Middleton led the group on a journey through peaceful sounds as we laid back with our eyes covered and listened to the music.

Following this activity, certified Health Qigong instructor Shirley Chock led the group through a Tai Chi exercise where we focused on body alignment and letting go of stress by emulating animal forms such as the Bear, the Tiger, the Deer, and the Crane. Chock taught the class while Middleton played sounds to uplift the experience. Afterwards, Chock further educated the class on a brief history of Tai Chi and the benefits it has for reducing pain in the body by staying actively aligned and balanced when performing it.

The Sound and Movement Journey was followed by a discussion on gut health from Cynthia Thurlow, nurse practitioner and nutrition expert, while enjoying breakfast on the Electric Lemon terrace at the hotel. Thurlow walked us through her passion of educating and helping people navigate their nutritional needs as well as achieving their health and weight goals, mostly catering to women over the age of 35.

Known for her intermittent fasting and women’s health expertise, Thurlow shared an abundance of information on the best ways people can improve and take care of their gut, resulting in an improvement in overall well-being and directly affecting the way our whole body and brain operate.

Thurlow expanded the previous conversation on sound and movement affecting our sleep and tied it into nutrition by teaching about its relevance to the body’s circadian rhythm. She spoke about how we should eat when the sun is out and stop when the sun is down. This is because once the morning sun hits our eyes, cortisol is produced and our body’s natural melatonin is suppressed, telling the body that it is time to eat, until the following night. She paused to eye everyone and see who was wearing sunglasses, emphasizing the importance of the sun to our eyes, in the morning (and in small amounts, the esthetician in me must add). This is a point that Middleton addressed briefly when asked about a wake up routine. Eating when the sun is down and there are high levels of melatonin in the body causes blood sugar to spike and confuses the body, which can cause poor sleep, weight gain, and an array of other repercussions. This is especially true for consuming carbohydrates.

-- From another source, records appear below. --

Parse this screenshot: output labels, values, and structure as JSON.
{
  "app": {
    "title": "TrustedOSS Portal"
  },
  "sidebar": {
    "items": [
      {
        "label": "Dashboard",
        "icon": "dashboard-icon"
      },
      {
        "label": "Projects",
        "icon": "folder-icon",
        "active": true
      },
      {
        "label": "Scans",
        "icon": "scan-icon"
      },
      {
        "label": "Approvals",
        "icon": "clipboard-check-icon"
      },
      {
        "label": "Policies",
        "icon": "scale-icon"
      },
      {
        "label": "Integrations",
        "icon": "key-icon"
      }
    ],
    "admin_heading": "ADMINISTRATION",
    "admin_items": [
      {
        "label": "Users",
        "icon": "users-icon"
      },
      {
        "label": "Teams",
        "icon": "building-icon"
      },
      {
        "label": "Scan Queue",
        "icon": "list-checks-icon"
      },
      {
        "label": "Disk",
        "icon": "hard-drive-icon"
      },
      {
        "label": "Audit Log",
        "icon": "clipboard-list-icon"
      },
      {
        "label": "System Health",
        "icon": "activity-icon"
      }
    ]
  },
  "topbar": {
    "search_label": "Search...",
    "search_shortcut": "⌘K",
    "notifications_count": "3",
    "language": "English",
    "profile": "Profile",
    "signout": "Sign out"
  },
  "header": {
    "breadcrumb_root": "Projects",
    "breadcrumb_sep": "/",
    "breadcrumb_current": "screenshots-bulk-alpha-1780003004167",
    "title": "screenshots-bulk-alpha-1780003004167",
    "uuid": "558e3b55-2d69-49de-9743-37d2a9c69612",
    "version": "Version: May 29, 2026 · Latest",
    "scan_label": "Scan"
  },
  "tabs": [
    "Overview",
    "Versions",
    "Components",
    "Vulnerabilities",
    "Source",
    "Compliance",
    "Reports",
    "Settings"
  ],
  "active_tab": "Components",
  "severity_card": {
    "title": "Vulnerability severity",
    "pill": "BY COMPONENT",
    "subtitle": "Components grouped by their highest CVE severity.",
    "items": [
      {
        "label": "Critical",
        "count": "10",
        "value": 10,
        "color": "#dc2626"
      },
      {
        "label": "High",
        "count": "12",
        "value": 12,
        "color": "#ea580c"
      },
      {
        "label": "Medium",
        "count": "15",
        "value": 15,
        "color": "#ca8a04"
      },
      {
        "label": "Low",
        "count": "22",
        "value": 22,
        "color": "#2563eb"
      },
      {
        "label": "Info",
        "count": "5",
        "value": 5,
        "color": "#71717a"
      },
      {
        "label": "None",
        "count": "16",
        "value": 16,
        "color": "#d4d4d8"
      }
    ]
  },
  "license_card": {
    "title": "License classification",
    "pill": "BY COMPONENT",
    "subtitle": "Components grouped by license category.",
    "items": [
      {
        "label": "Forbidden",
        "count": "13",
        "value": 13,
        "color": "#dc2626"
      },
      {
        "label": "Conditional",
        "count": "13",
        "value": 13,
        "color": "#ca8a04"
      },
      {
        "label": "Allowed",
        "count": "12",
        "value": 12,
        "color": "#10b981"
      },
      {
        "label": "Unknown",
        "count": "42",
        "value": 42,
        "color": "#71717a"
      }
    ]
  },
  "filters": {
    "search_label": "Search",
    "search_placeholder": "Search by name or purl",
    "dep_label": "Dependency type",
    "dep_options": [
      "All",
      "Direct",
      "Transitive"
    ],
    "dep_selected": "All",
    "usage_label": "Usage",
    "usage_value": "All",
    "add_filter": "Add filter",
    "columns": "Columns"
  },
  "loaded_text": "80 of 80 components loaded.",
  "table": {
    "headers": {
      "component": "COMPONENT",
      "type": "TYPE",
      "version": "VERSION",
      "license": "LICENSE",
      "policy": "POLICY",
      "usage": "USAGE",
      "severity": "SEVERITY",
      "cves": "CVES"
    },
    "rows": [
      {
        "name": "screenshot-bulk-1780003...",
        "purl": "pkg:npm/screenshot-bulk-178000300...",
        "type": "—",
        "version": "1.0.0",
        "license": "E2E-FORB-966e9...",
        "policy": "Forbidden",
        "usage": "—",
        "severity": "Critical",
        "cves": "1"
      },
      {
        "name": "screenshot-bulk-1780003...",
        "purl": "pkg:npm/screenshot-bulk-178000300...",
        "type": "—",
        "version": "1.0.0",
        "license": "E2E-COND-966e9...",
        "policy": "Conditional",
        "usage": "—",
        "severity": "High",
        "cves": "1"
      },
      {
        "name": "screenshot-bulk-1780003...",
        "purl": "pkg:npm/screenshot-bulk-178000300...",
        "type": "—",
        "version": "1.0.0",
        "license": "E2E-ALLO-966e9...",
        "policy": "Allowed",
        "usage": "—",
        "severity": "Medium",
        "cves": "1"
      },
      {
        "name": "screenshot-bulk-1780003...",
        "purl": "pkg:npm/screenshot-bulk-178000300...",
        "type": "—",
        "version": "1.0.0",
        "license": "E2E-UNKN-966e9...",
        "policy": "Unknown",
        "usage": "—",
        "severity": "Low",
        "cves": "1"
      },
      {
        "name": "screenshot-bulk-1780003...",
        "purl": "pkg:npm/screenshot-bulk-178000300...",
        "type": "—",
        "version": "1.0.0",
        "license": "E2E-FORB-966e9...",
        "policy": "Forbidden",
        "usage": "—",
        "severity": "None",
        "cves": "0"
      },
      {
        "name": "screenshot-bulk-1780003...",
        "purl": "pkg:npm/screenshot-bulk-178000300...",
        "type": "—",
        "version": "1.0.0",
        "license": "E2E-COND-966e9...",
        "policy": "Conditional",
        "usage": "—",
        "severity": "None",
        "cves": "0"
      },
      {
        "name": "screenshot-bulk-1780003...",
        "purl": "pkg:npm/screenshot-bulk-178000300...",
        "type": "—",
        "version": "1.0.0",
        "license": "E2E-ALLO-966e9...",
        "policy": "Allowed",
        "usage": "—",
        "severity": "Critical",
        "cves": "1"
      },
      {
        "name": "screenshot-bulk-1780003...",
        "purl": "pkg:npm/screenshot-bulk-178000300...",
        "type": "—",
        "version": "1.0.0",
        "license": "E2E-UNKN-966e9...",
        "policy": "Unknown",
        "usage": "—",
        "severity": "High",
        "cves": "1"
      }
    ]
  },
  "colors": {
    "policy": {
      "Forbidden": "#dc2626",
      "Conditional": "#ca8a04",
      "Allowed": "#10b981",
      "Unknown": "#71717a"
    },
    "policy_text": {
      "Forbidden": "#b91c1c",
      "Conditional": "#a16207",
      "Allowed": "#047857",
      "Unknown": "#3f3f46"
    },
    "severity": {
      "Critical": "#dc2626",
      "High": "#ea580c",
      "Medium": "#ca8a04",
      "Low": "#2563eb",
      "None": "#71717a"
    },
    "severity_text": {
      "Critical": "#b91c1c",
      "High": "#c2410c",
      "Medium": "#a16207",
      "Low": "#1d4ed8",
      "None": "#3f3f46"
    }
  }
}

Thurlow talked about the importance of consuming fruits and vegetables due to the polyphenols they contain and how they are strong antioxidants that protect the body by neutralizing free radicals, those cell-damaging atoms. Thurlow recommends avoiding ultra processed foods, especially ones containing seed oils and other additives that are known to stimulate appetite.

Incorporating fermented foods into the diet is something Thurlow recommends to improve gut health and suggests it over taking probiotic supplements, saying that it is a more effective method of getting good bacteria into the gut.
Thurlow recommends aiming for 30 grams of protein in every meal matched with an equal amount of carbohydrates as a general rule.

With all of this great information on what we can do to improve our gut, Thurlow made sure to warn about what can destroy it, giving a personal shoutout to the dangers of taking antibiotics when they can otherwise be avoided. Antibiotics are known to kill bacteria, the good and the bad, and can be detrimental to gut health. An example that Thurlow gave was specific to autoimmune diseases and their ability to manifest into other ones when good bacteria is killed in the body by antibiotics. This can be the result of something called leaky gut, when bacteria and toxins in the gut leak into the bloodstream. She advised people to be aware of these risks.

Thurlow then led an interactive discussion that furthered the conversation. I felt increased gratitude for the chia pudding in front of me, one of the many choices the hotel provided for breakfast, especially after Thurlow gave her approval.

With a morning of expert-led activities and educational conversations, my productivity was at an all time high. These takeaways stood out to me as practical-yet-transformative ways to get a quality night’s sleep and to feel your best throughout the day. Now it’s time to put them to the test.